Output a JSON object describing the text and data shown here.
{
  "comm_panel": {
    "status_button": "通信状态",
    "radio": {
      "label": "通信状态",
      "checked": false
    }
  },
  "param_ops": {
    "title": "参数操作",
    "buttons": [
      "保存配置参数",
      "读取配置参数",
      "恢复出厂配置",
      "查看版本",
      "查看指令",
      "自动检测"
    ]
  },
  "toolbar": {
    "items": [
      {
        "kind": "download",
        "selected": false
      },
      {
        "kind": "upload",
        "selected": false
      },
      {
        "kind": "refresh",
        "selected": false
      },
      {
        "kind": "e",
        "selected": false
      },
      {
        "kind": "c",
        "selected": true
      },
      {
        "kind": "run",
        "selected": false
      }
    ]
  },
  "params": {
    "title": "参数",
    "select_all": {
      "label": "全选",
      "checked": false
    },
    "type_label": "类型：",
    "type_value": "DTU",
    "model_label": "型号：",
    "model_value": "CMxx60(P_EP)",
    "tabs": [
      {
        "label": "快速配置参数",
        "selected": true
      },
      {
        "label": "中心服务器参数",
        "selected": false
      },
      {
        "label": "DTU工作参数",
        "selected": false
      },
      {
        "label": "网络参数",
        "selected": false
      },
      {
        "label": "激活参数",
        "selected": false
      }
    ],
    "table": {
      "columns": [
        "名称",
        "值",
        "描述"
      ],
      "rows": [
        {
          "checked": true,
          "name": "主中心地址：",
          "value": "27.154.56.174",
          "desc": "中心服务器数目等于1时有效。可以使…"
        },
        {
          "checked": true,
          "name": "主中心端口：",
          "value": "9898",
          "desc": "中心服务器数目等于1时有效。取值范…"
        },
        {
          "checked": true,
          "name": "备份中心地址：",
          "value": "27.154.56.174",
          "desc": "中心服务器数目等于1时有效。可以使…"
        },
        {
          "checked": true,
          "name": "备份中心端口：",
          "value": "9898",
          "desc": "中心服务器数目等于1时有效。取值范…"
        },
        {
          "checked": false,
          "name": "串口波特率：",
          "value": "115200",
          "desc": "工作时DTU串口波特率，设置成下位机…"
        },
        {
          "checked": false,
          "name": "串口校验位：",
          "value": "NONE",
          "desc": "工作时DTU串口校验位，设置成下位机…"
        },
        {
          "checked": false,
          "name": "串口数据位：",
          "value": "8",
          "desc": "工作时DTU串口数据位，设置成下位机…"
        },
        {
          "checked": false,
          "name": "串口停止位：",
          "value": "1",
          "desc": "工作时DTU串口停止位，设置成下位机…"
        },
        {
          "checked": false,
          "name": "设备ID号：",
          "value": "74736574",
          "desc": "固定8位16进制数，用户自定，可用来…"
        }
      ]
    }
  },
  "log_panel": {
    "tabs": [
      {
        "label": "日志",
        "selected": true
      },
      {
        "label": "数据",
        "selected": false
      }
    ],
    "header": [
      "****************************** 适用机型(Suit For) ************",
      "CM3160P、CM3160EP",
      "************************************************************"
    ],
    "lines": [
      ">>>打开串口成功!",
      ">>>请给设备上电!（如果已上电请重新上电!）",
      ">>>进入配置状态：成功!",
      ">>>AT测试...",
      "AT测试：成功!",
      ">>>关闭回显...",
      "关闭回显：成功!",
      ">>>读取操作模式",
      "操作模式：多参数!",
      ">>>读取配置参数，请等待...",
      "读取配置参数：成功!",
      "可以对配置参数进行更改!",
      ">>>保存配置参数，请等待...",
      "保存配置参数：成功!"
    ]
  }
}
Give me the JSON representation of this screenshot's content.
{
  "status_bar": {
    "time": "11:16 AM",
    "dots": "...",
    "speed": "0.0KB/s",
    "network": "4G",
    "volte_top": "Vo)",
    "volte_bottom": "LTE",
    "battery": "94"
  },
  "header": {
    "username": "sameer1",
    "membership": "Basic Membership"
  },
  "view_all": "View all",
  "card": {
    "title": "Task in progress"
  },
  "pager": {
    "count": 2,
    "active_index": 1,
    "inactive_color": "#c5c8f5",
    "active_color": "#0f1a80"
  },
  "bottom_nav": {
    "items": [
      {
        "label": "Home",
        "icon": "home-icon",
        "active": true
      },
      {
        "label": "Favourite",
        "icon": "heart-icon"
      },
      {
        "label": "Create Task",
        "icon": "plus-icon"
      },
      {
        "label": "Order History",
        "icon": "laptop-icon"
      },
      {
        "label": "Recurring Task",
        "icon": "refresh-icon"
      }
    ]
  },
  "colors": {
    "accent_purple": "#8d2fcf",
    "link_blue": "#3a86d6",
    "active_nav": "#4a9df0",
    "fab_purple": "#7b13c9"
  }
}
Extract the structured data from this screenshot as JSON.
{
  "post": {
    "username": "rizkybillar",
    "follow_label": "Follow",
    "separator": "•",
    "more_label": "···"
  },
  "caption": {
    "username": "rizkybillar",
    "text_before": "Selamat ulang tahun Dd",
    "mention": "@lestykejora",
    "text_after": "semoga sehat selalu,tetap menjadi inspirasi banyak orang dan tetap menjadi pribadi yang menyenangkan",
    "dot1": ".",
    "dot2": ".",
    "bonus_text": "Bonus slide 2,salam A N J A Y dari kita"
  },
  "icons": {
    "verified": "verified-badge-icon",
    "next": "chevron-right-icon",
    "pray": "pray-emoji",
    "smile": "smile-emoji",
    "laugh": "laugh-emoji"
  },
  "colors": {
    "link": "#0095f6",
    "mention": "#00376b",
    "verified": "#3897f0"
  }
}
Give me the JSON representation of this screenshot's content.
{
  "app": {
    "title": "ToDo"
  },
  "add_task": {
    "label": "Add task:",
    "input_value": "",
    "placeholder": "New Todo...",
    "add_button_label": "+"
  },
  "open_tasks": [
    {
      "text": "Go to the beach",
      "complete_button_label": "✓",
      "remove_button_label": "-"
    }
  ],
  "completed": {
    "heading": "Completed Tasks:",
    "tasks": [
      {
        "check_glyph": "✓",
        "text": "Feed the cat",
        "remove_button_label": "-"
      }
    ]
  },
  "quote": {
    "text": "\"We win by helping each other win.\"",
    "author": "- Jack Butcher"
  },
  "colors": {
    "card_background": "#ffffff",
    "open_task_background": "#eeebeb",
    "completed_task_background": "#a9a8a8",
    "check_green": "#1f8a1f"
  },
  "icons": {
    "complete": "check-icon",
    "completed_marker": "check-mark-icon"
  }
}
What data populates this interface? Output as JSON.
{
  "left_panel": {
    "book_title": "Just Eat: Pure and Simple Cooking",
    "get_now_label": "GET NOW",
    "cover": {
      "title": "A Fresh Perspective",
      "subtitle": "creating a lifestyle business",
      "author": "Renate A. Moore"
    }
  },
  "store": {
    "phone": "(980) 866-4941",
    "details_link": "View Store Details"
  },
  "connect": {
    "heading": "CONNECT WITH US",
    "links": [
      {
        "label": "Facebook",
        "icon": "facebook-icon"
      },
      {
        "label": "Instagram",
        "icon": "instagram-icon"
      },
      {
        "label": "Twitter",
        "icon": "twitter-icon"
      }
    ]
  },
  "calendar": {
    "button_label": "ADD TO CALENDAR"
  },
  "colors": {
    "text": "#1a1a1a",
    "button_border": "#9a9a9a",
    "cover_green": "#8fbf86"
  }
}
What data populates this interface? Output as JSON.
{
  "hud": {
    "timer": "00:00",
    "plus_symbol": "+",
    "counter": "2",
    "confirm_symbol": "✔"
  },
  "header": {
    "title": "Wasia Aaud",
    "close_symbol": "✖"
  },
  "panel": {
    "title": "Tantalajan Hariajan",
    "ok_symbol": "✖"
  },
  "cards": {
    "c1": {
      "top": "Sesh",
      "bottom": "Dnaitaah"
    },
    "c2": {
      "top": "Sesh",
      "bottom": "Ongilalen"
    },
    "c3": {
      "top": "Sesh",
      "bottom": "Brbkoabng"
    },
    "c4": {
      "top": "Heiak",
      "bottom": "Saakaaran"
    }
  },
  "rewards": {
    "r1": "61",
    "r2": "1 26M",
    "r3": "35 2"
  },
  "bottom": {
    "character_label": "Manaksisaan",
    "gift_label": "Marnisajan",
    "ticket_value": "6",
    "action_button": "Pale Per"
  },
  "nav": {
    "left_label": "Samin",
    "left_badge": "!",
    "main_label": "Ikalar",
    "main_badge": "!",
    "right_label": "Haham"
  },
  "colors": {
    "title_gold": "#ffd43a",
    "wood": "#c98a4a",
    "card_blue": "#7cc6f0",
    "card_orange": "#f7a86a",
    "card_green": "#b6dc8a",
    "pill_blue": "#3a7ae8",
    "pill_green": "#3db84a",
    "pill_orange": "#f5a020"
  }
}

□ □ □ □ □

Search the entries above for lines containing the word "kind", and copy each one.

### Answer area
        "kind": "download",
        "kind": "upload",
        "kind": "refresh",
        "kind": "e",
        "kind": "c",
        "kind": "run",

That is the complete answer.